Claire Pierangelo, the US Consul-General in Nigeria, announced on Thursday that the US government has spent over $85 billion in the fight against HIV/AIDS around the world, claiming that this has resulted in the saving of more than 17 million lives in 54 countries.

Pierangelo stated this during the launch of the Ondo State Antiretroviral Surge Response in Akure, Ondo State's capital, saying that the US government had made available around $6 billion of the $85 billion to assist Nigeria in combating the spread of HIV/AIDS in the country.

According to the Consul-General,

“despite these efforts, we are currently at a crossroads in the HIV response around the world and in Nigeria.

“The HIV/AIDS continues to be a leading cause of death globally, with over 38 million people living with HIV worldwide, and almost 700,000 people dying from AIDS-related illnesses in 2019.
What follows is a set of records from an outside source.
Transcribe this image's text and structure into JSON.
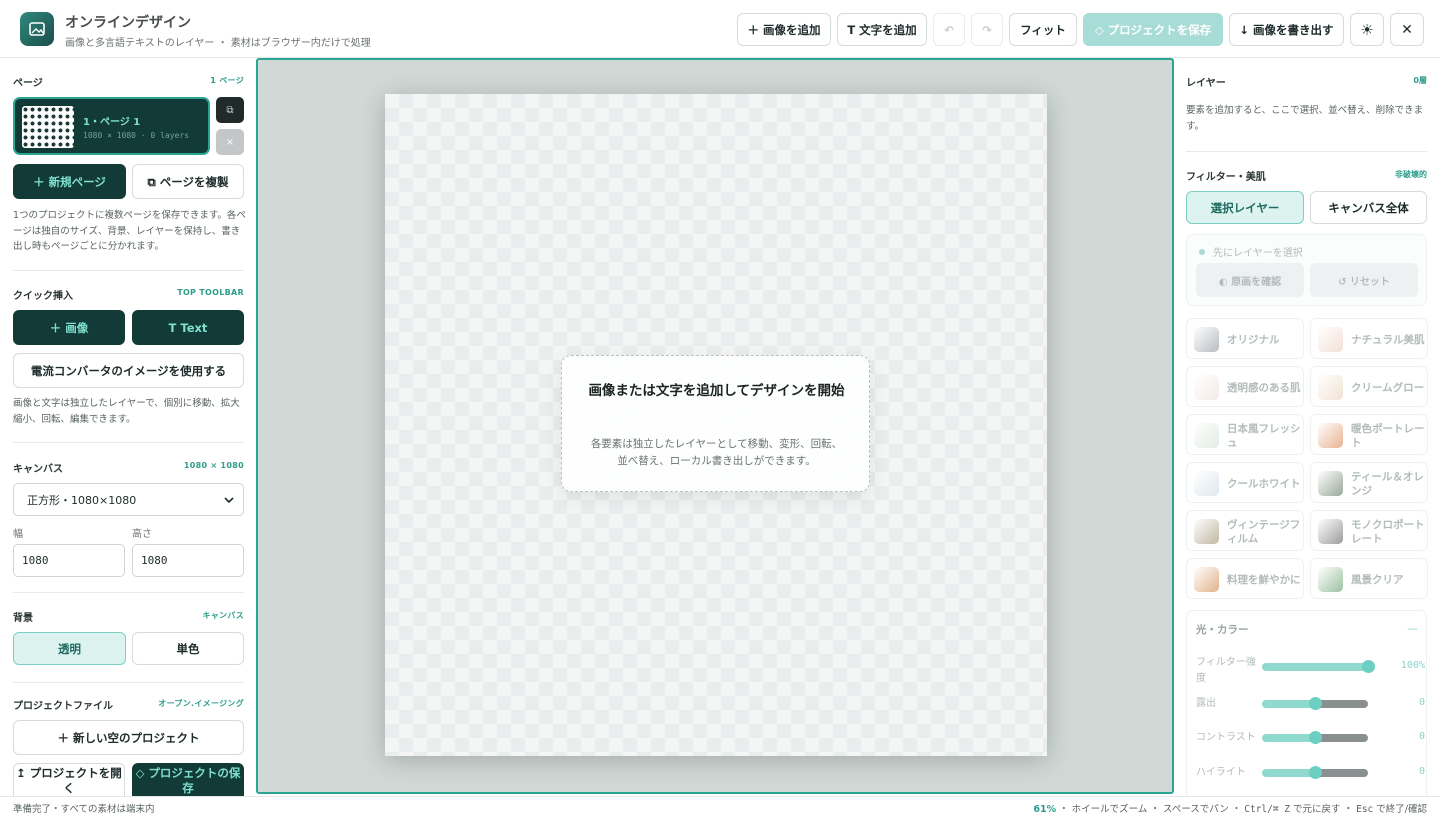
{
  "header": {
    "title": "オンラインデザイン",
    "subtitle": "画像と多言語テキストのレイヤー ・ 素材はブラウザー内だけで処理",
    "buttons": {
      "add_image": "＋ 画像を追加",
      "add_text": "T 文字を追加",
      "undo": "↶",
      "redo": "↷",
      "fit": "フィット",
      "save_project": "◇ プロジェクトを保存",
      "export": "↓ 画像を書き出す",
      "theme": "☀",
      "close": "✕"
    }
  },
  "left": {
    "pages": {
      "label": "ページ",
      "count": "1 ページ",
      "card_name": "1・ページ 1",
      "card_meta": "1080 × 1080 · 0 layers",
      "dup_icon": "⧉",
      "del_icon": "×",
      "new_page": "＋ 新規ページ",
      "duplicate_page": "⧉ ページを複製",
      "help": "1つのプロジェクトに複数ページを保存できます。各ページは独自のサイズ、背景、レイヤーを保持し、書き出し時もページごとに分かれます。"
    },
    "quick": {
      "label": "クイック挿入",
      "tag": "TOP TOOLBAR",
      "image": "＋ 画像",
      "text": "T Text",
      "converter": "電流コンバータのイメージを使用する",
      "help": "画像と文字は独立したレイヤーで、個別に移動、拡大縮小、回転、編集できます。"
    },
    "canvas": {
      "label": "キャンバス",
      "size": "1080 × 1080",
      "preset": "正方形・1080×1080",
      "width_label": "幅",
      "height_label": "高さ",
      "width": "1080",
      "height": "1080"
    },
    "background": {
      "label": "背景",
      "tag": "キャンバス",
      "transparent": "透明",
      "solid": "単色"
    },
    "project": {
      "label": "プロジェクトファイル",
      "tag": "オープン.イメージング",
      "new_empty": "＋ 新しい空のプロジェクト",
      "open": "↥ プロジェクトを開く",
      "save": "◇ プロジェクトの保存"
    }
  },
  "canvas_area": {
    "empty_title": "画像または文字を追加してデザインを開始",
    "empty_desc": "各要素は独立したレイヤーとして移動、変形、回転、並べ替え、ローカル書き出しができます。"
  },
  "right": {
    "layers": {
      "label": "レイヤー",
      "count": "0層",
      "help": "要素を追加すると、ここで選択、並べ替え、削除できます。"
    },
    "filters": {
      "label": "フィルター・美肌",
      "tag": "非破壊的",
      "scope_layer": "選択レイヤー",
      "scope_canvas": "キャンバス全体",
      "hint": "先にレイヤーを選択",
      "compare": "◐ 原画を確認",
      "reset": "↺ リセット",
      "presets": [
        {
          "name": "オリジナル",
          "color": "#b8bcc2"
        },
        {
          "name": "ナチュラル美肌",
          "color": "#f3e0d6"
        },
        {
          "name": "透明感のある肌",
          "color": "#f5eae6"
        },
        {
          "name": "クリームグロー",
          "color": "#f2e2d4"
        },
        {
          "name": "日本風フレッシュ",
          "color": "#e2ece4"
        },
        {
          "name": "暖色ポートレート",
          "color": "#e7b392"
        },
        {
          "name": "クールホワイト",
          "color": "#dfe8f0"
        },
        {
          "name": "ティール＆オレンジ",
          "color": "#9aa89a"
        },
        {
          "name": "ヴィンテージフィルム",
          "color": "#c2b7a2"
        },
        {
          "name": "モノクロポートレート",
          "color": "#9c9c9c"
        },
        {
          "name": "料理を鮮やかに",
          "color": "#e2b28a"
        },
        {
          "name": "風景クリア",
          "color": "#9cc2a2"
        }
      ]
    },
    "adjust": {
      "title": "光・カラー",
      "collapse": "—",
      "sliders": [
        {
          "label": "フィルター強度",
          "value": 100,
          "display": "100%"
        },
        {
          "label": "露出",
          "value": 0,
          "display": "0"
        },
        {
          "label": "コントラスト",
          "value": 0,
          "display": "0"
        },
        {
          "label": "ハイライト",
          "value": 0,
          "display": "0"
        }
      ]
    }
  },
  "status": {
    "left": "準備完了・すべての素材は端末内",
    "zoom": "61%",
    "hints": " ・ ホイールでズーム ・ スペースでパン ・ ",
    "undo_key": "Ctrl/⌘ Z",
    "undo_text": " で元に戻す ・ ",
    "esc_key": "Esc",
    "esc_text": " で終了/確認"
  }
}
“In Nigeria alone, about 1.9 million people are currently living with HIV, with more than 44,000 deaths linked to the disease in 2019.”

She did say, however, that over 1.2 million people in Nigeria are currently receiving free HIV/AIDS treatment for the rest of their lives, thanks to a US government grant.
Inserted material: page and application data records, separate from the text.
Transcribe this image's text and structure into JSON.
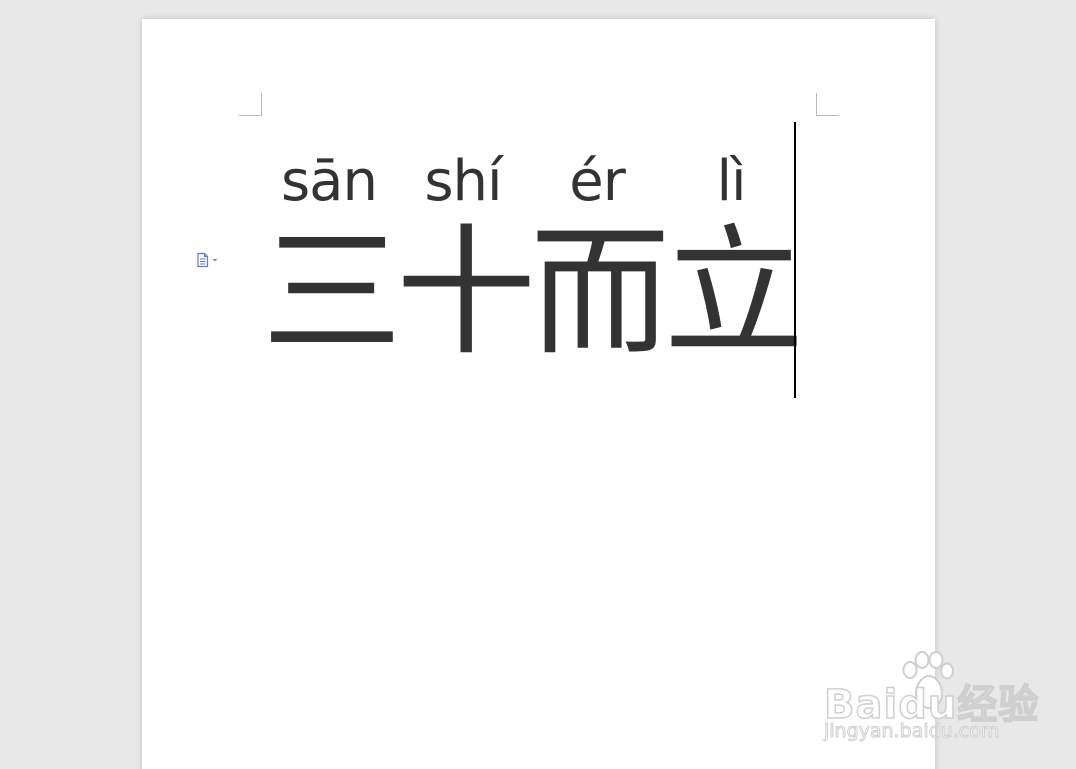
{
  "document": {
    "ruby_text": [
      {
        "pinyin": "sān",
        "hanzi": "三"
      },
      {
        "pinyin": "shí",
        "hanzi": "十"
      },
      {
        "pinyin": "ér",
        "hanzi": "而"
      },
      {
        "pinyin": "lì",
        "hanzi": "立"
      }
    ]
  },
  "toolbar": {
    "paste_options_icon": "paste-options-icon"
  },
  "watermark": {
    "brand": "Baidu经验",
    "url": "jingyan.baidu.com"
  },
  "colors": {
    "workspace": "#e8e8e8",
    "page": "#ffffff",
    "text": "#333333",
    "caret": "#000000",
    "icon_accent": "#5b7bd5"
  }
}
She explained that the launch was necessary to assist in the identification of people living with HIV, the placement of those newly identified on free life-saving treatment, and the retention of those already on treatment.

“Both efforts are needed for better treatment outcomes and improved quality of life for those affected. The ART Surge program in Ondo State is building from a strong programmatic foundation, as well as strong leadership from the Government.
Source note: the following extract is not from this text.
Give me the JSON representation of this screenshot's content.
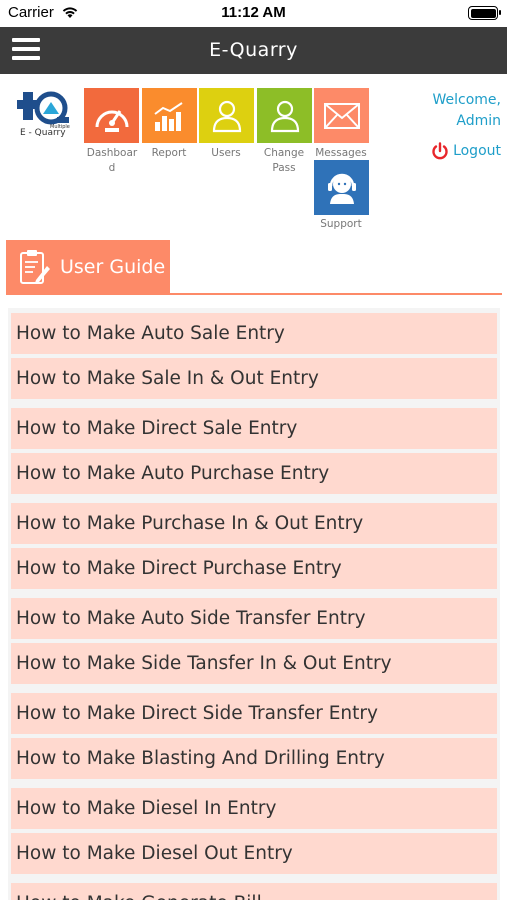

“We will reach the historic achievement of epidemic control if we can continue to work together to remove all barriers that may impact health-seeking behaviours among people living with HIV, including ending user fees, stigma, and discrimination.

“Services must be client-centred, so we need to urgently address issues like long wait times in facility settings and reduced number of clinical visits.

“We understand the challenges in bringing these improvements to reality and remain firmly convinced that the benefits of removing these hurdles far surpass the challenges at hand.”

According to Pierangelo, the US government is working with the Ondo State government to increase the number of people receiving HIV/AIDS care in order to end the epidemic in the state and across the world.

She expressed hope that the disease would be brought under control if the government and other stakeholders continued to collaborate to eliminate all obstacles to health-seeking behavior among HIV-positive people, such as user fees, stigma, and discrimination.

“We understand the challenges in bringing these improvements to reality and remain firmly convinced that the benefits of removing these hurdles far surpass the challenges at hand.”

She urged the state government to abolish all user fees levied by healthcare facilities for non-essential services or those already offered by PEPF AR, which she said are an obstacle to people living with HIV seeking PEPF AR-supported HIV services.

“By eliminating such user fees, the Government will increase demand and ensure more efficient utilization of services provided by PEPFAR, which will lead to our mutual goal of HIV epidemic control in Ondo State,” she said.

In addition, Dr. Mary Boyd, Country Director of the US Center for Disease Control, reported that the US government has been collaborating on placing HIV-positive people on care for at least 18 years.

“This is another phase in the partnership where we are now trying to find the remaining individuals who are infected and don’t have access to treatment,” she said.

Mr. Rotimi Akeredolu, the state governor, stated that the state government has prioritized improving the living conditions of HIV-positive people wherever they reside, work, or play.

Mrs. Oladunni Odu, the Secretary to the State Government, represented Akeredolu, who stated that the state government is committed to eliminating all types of preventable morbidity and mortality.


The governor assured that 
“the state will leave no stone unturned until the state becomes HIV/AIDS – competent and ultimately HIV free of new infections that the disease is no longer a threat to collective well being and survival.”

He urged international partners and other stakeholders to continue working alongside the government to achieve the ultimate goal of eradicating HIV.